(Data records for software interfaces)
++++++++++

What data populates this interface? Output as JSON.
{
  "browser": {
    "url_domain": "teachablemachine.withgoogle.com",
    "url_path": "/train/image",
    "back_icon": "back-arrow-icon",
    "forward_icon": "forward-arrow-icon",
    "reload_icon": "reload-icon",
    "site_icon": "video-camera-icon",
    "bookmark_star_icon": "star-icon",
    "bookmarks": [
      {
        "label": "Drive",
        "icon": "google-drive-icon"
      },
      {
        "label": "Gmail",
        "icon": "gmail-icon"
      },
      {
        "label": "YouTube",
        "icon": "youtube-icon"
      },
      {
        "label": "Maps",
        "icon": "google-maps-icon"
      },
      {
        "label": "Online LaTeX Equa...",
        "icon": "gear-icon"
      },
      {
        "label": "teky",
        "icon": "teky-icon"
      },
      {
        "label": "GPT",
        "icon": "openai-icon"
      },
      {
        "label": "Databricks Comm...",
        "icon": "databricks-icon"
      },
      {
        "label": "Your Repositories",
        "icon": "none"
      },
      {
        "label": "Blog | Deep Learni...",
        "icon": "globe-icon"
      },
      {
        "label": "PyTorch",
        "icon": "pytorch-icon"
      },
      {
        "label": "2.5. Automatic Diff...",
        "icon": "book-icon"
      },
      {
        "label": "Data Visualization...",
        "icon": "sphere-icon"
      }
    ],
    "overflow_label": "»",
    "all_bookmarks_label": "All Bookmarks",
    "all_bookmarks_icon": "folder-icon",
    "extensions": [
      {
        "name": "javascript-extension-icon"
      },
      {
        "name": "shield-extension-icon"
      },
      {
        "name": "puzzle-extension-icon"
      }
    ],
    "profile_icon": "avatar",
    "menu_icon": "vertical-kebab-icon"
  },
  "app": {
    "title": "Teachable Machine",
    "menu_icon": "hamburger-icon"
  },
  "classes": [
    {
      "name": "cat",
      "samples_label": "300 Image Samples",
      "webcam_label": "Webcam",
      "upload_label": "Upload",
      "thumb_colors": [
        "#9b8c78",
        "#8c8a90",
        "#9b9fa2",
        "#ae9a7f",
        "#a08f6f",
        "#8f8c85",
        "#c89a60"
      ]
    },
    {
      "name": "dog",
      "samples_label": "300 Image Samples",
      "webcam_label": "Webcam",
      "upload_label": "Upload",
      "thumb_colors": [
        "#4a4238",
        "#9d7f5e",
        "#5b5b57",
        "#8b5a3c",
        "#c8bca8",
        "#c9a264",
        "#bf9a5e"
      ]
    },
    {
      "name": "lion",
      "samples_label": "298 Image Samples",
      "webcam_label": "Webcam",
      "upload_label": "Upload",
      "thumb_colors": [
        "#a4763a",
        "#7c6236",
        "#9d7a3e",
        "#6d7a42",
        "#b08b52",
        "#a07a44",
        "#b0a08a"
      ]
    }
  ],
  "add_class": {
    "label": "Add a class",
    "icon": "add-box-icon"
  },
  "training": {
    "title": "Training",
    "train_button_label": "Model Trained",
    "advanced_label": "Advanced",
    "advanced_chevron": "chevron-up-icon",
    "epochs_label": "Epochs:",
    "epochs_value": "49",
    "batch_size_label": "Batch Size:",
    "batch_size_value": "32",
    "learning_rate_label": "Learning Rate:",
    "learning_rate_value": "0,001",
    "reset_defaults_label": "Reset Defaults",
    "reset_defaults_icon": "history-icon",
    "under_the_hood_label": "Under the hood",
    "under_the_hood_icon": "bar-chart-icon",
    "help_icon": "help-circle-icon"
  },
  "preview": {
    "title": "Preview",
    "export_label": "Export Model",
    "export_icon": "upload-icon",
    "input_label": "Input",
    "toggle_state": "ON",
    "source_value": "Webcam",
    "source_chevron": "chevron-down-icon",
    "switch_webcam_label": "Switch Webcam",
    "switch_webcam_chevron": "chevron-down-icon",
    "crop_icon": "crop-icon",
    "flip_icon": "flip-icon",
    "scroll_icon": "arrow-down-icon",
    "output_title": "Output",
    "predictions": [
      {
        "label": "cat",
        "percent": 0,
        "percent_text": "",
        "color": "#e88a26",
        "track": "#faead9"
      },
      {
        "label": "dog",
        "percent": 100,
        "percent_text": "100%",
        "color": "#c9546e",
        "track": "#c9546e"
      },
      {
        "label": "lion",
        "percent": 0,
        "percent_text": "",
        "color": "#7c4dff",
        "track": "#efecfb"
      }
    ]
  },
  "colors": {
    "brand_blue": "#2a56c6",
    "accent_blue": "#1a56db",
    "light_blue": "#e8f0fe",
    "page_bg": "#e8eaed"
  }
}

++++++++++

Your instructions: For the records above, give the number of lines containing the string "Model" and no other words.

Reply to the task: 2